• [Source data]

■ ■ ■ ■ ■

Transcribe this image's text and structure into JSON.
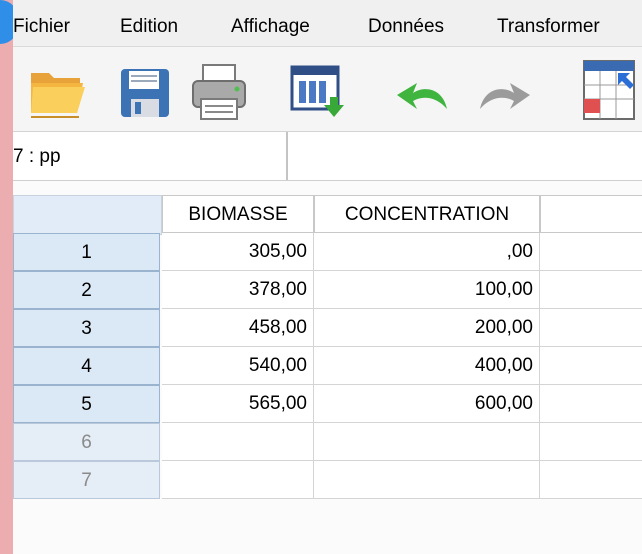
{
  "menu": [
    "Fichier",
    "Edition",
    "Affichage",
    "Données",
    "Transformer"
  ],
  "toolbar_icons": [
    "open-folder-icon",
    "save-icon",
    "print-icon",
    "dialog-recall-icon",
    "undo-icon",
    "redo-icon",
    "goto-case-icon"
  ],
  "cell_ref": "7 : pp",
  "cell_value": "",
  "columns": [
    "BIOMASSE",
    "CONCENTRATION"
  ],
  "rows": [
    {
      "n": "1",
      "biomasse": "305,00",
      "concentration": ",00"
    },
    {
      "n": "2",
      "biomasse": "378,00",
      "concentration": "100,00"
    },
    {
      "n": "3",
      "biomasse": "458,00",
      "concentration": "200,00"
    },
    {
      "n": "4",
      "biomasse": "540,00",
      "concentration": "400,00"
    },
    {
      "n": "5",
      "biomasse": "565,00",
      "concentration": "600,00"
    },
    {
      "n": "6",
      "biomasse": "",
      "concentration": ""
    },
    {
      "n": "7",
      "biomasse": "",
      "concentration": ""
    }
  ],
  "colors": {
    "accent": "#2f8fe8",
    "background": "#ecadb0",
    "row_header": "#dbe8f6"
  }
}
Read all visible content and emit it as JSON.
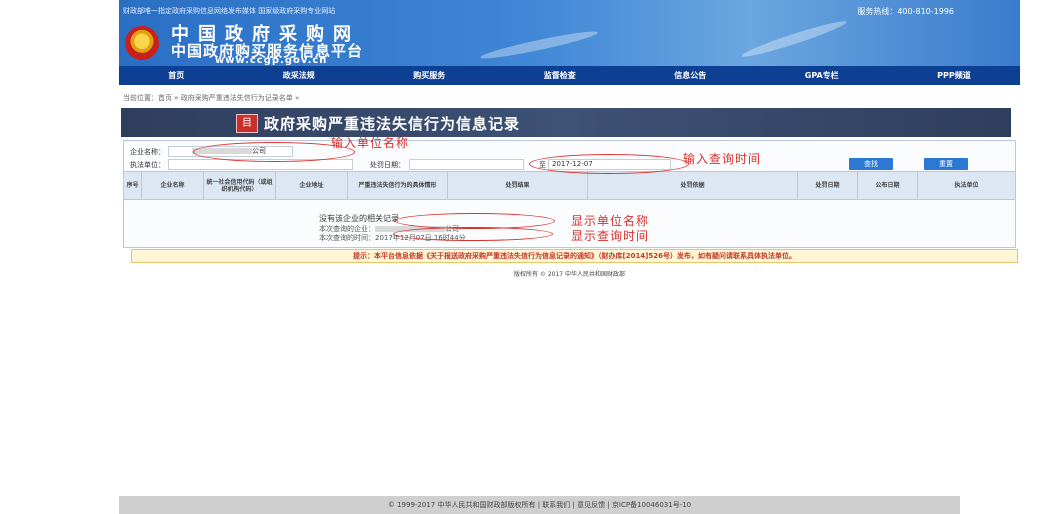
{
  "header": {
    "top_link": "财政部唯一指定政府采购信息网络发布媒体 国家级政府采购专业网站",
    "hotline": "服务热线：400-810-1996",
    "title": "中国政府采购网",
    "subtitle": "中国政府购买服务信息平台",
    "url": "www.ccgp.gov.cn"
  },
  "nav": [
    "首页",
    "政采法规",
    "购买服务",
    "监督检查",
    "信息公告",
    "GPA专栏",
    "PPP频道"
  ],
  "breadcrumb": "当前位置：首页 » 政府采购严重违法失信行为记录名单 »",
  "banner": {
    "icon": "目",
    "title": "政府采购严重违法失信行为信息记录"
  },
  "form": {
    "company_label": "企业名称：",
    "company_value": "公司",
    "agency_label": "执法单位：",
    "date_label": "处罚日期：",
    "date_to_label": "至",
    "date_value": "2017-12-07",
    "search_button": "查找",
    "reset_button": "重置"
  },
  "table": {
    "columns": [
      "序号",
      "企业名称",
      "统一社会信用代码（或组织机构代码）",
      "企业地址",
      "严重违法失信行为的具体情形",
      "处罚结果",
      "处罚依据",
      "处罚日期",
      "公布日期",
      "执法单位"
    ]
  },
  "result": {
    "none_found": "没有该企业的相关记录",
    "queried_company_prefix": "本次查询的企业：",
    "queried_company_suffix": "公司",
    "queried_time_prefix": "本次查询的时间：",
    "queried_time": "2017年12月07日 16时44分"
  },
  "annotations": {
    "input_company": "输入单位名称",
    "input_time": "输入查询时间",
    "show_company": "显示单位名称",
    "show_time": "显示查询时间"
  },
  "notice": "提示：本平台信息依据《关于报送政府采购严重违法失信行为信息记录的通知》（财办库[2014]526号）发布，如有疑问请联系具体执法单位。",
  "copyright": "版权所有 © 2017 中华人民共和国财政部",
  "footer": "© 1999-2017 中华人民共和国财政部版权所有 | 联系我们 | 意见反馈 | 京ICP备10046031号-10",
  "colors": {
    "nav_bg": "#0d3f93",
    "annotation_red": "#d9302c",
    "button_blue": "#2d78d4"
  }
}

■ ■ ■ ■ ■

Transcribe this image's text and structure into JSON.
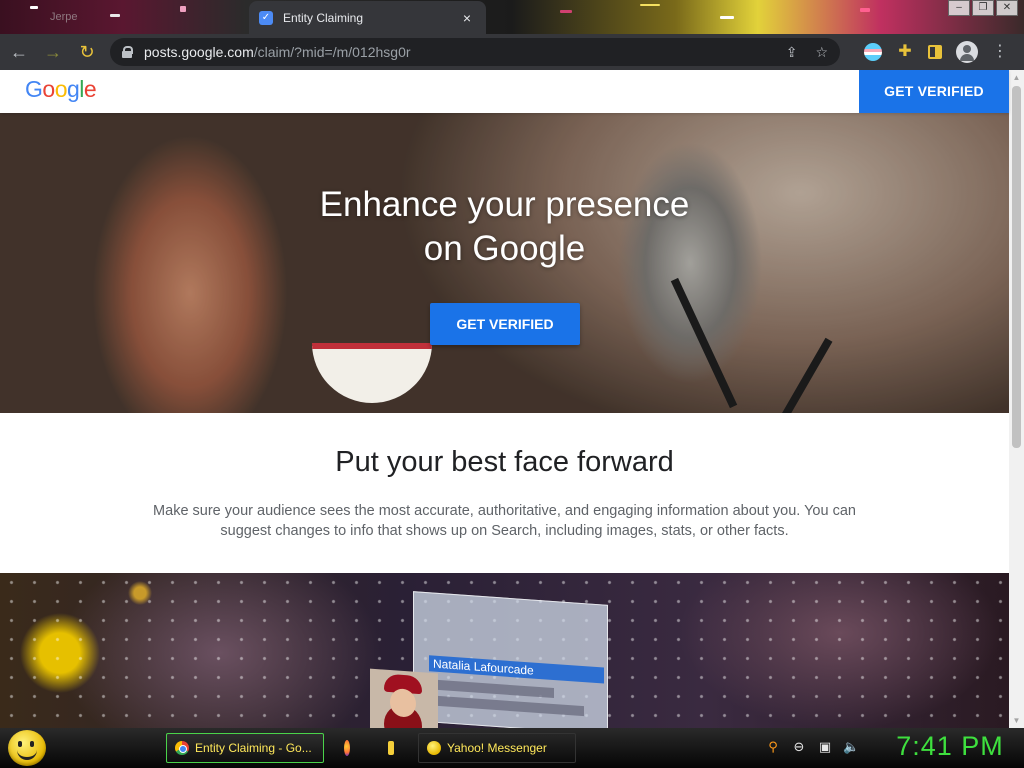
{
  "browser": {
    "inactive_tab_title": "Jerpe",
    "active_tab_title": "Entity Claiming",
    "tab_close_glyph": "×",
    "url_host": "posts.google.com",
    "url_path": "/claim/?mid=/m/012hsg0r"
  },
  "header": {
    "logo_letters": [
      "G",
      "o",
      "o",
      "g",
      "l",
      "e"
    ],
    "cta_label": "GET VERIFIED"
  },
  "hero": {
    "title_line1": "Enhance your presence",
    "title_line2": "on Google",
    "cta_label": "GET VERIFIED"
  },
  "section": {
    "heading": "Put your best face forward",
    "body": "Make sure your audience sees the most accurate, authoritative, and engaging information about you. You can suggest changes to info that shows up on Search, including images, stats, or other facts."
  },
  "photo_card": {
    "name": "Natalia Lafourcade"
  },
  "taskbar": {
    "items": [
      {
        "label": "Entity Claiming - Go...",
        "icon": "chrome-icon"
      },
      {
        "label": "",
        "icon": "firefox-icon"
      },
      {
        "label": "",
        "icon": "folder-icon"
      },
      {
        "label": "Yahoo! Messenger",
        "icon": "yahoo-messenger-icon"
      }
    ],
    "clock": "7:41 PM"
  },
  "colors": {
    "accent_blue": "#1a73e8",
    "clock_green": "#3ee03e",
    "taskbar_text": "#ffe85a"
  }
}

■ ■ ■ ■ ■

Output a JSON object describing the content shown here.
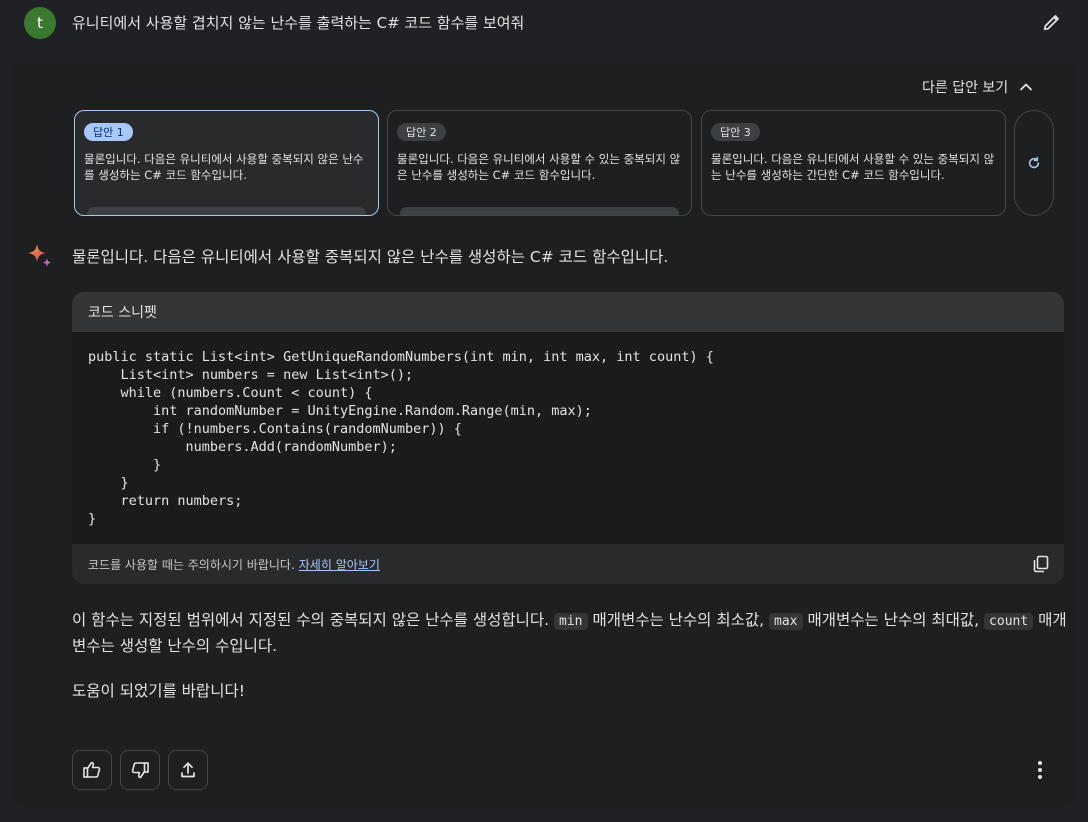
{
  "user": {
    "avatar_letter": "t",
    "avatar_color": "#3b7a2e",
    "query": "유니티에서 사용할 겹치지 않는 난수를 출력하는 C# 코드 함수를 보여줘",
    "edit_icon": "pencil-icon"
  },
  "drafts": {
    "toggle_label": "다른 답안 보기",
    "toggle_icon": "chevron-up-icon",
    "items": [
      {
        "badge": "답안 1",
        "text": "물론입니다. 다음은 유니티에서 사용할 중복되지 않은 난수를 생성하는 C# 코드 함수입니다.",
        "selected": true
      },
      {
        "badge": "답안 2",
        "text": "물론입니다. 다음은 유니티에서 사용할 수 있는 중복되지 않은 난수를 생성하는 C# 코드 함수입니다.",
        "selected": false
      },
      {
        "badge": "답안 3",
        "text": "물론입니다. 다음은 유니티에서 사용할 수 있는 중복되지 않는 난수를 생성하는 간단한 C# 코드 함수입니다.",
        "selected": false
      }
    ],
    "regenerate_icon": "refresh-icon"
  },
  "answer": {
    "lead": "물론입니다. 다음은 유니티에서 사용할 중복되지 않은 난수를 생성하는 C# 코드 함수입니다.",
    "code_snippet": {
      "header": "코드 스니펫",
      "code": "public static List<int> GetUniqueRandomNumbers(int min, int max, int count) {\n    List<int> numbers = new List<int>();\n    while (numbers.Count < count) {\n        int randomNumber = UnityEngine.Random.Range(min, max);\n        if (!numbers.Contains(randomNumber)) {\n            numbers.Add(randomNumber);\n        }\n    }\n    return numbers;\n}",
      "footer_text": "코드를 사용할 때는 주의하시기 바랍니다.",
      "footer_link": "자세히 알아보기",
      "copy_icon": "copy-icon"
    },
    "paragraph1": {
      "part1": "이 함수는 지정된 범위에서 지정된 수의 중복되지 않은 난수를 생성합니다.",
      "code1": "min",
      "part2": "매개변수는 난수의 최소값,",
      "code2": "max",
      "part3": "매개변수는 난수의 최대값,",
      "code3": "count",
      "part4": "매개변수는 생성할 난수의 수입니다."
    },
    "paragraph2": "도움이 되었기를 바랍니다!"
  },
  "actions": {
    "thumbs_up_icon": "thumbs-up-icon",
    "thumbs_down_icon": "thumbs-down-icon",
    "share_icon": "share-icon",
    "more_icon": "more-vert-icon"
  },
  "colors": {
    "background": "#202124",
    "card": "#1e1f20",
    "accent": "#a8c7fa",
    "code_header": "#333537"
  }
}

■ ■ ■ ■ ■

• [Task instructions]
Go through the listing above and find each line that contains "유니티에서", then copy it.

• [Result below]
    "query": "유니티에서 사용할 겹치지 않는 난수를 출력하는 C# 코드 함수를 보여줘",
        "text": "물론입니다. 다음은 유니티에서 사용할 중복되지 않은 난수를 생성하는 C# 코드 함수입니다.",
        "text": "물론입니다. 다음은 유니티에서 사용할 수 있는 중복되지 않은 난수를 생성하는 C# 코드 함수입니다.",
        "text": "물론입니다. 다음은 유니티에서 사용할 수 있는 중복되지 않는 난수를 생성하는 간단한 C# 코드 함수입니다.",
    "lead": "물론입니다. 다음은 유니티에서 사용할 중복되지 않은 난수를 생성하는 C# 코드 함수입니다.",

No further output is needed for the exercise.